According to Romney, the most important characteristic for a Supreme Court justice is restraint. He scoffs at any notion that constitutional principles can “evolve.” On his campaign website, Romney promises to select judges who “exhibit a genuine appreciation for the text, structure, and history of our Constitution and interpret the Constitution and the laws as they are written.”
Obama and Romney also diverge on religion’s role in government, with Romney offering a slightly more sympathetic ear to religious institutions. Romney bemoans the idea that the United States is becoming a “secular” nation. “I will take care to separate the affairs of government from any religion. But I will not separate us from the God who gave us liberty,” he said in 2007 in a much-anticipated speech about his Mormon faith.
Obama is a pluralist and pragmatist when it comes to religion in politics. The “religiously motivated” should “translate their concerns into universal, rather than specific, values,” he said in a speech to the progressive Christian Sojourners in 2006. “To base one’s life on such uncompromising [religious] commitments may be sublime, but to base our policymaking on such commitments would be a dangerous thing.”
Obama isn’t a strict secularist, as Romney suggests. The president has retained the White House’s office of faith-based initiatives, a controversial holdover from the Bush administration, after he decreed that any “explicitly religious” activities from participants must be completely separate.
Neither Romney nor Obama has been active on gun control. Both favor an assault-weapons ban but have done little to push for it. Romney favors keeping regulations for law-abiding gun owners to a minimum, but he does not want
to overturn gun-control laws. Obama doesn’t disagree—although he wants faster and more robust background checks for gun buyers. In the wake of the theater shooting in Colorado and the Sikh temple shooting in Wisconsin, both candidates offered sympathy for the victims’ families but did not expound on gun-control policies.
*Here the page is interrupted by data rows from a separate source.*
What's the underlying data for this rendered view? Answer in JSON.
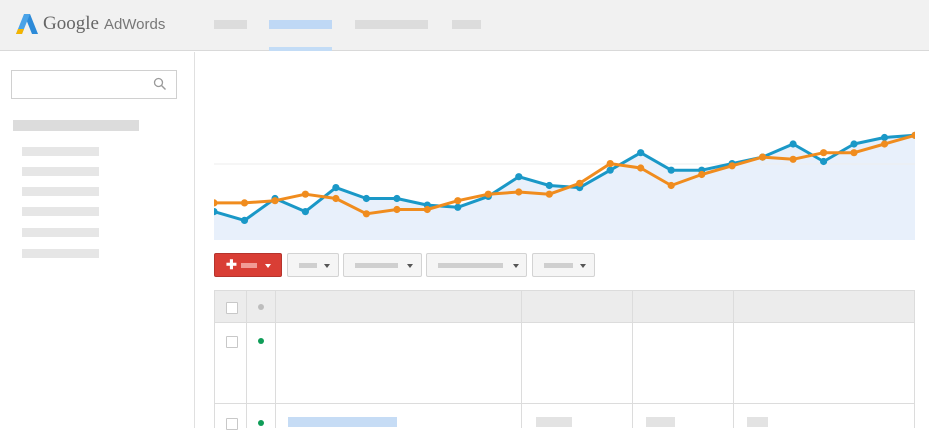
{
  "app": {
    "logo_google": "Google",
    "logo_adwords": "AdWords"
  },
  "colors": {
    "topbar": "#f1f1f1",
    "accent_blue": "#1a98c7",
    "accent_orange": "#f08c1e",
    "add_button_red": "#d93e35",
    "status_enabled_green": "#0f9d58"
  },
  "icons": {
    "search": "search-icon",
    "add": "plus-icon",
    "dropdown": "chevron-down-icon"
  },
  "chart_data": {
    "type": "area",
    "series": [
      {
        "values": [
          0.13,
          0.09,
          0.19,
          0.13,
          0.24,
          0.19,
          0.19,
          0.16,
          0.15,
          0.2,
          0.29,
          0.25,
          0.24,
          0.32,
          0.4,
          0.32,
          0.32,
          0.35,
          0.38,
          0.44,
          0.36,
          0.44,
          0.47,
          0.48
        ]
      },
      {
        "values": [
          0.17,
          0.17,
          0.18,
          0.21,
          0.19,
          0.12,
          0.14,
          0.14,
          0.18,
          0.21,
          0.22,
          0.21,
          0.26,
          0.35,
          0.33,
          0.25,
          0.3,
          0.34,
          0.38,
          0.37,
          0.4,
          0.4,
          0.44,
          0.48
        ]
      }
    ],
    "grid": false
  }
}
This article appears in the August 25, 2012, edition of National Journal Magazine.